But no matter what I threw or how slow I moved it, nothing showed any interest. Except for the Creek Chub Trout. They were relentless in their attacks.
The last vestiges of green were staying close to the forest floor. Just enough sunlight was now coming through to keep them a bit warm. The bright green was a shock to the eyes, all else had pretty much taken on the browns and grays of late fall.
When I got to the hole, the sun was just leaving the far edge. The sun shines down on this for the better part of the day. With the clear water I would think the sun might heat up the creek bed a bit. The current through here is negligible and every little bit of warmth helps.
I started out with a small lure that looked like a small chub. There were no hits. Then I switched to a 4 inch tan Senko on an unweighted keeper hook. I’d let this sink to the bottom of the hole and let it sit there. Maybe move it a bit, then let it sit some more.
This got me four smallies on, but I didn’t land any of them. I did get to see them before they impolitely spit the hook. Two were small, less than 12 inches, but two were much bigger. Based on what I got to see, and based on how heavy they were, both were over the 16 inch mark.
For the next half hour I knew the bite was dead, but I was reluctant to leave and kept casting into the hole. It was still near 60 degrees. The sun was still a few feet above the high bluff to the west of me. If I moved a bit, the leafless trees would let the sun hit me and warm me a little more. I lit a cigar, it would take about 20 minutes or so to finish it. I cast out into the hole, tucked the rod down into my waders and stood staring off into space.
There’s a road about a half mile away, but nobody uses it much. There are few homes along that road. Down in this little creek valley, even the wind dies down and hushes. The birds were liking the last of the sunlight too. Was surprised at how many were out in the woods calling. I recognized one call as that of some kind of woodpecker. The rest will remain unidentified due to the lack of interest in the need to know those things.
I leaned against a log tucked up against the shore and took long breaks between drags on the cigar in an effort to make it last longer. A perfect way to watch the day end.

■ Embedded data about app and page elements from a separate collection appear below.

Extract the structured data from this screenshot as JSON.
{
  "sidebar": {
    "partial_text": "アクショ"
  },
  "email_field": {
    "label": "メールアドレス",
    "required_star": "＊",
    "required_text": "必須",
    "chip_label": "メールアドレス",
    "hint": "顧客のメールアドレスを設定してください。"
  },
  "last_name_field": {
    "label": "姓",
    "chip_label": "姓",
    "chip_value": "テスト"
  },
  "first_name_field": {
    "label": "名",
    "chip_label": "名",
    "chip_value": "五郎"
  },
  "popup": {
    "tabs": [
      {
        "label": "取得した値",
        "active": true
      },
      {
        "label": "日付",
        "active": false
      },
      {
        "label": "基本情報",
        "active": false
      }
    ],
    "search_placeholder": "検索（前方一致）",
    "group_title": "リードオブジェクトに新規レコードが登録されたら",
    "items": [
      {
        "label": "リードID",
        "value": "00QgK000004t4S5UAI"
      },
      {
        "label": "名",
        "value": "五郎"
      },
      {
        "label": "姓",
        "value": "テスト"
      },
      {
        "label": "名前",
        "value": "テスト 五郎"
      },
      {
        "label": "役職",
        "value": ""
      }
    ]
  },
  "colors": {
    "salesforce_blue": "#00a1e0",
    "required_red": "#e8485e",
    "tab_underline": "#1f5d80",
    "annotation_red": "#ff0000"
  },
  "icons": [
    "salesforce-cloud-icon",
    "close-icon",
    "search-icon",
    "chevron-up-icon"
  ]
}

I have a feeling these fish aren’t going anywhere. Come January, I’m sure we’ll have a few days that get above freezing. I won’t go out if it’s lower than that. The plan was to bring along a bucket of minnows, but instead I’ll bring the bucket and make sure I have some small hooks. And some beef jerky. Chubs have a thing for jerky. Catch a handful of chubs for the hole, hope the sun is out and the log didn’t move.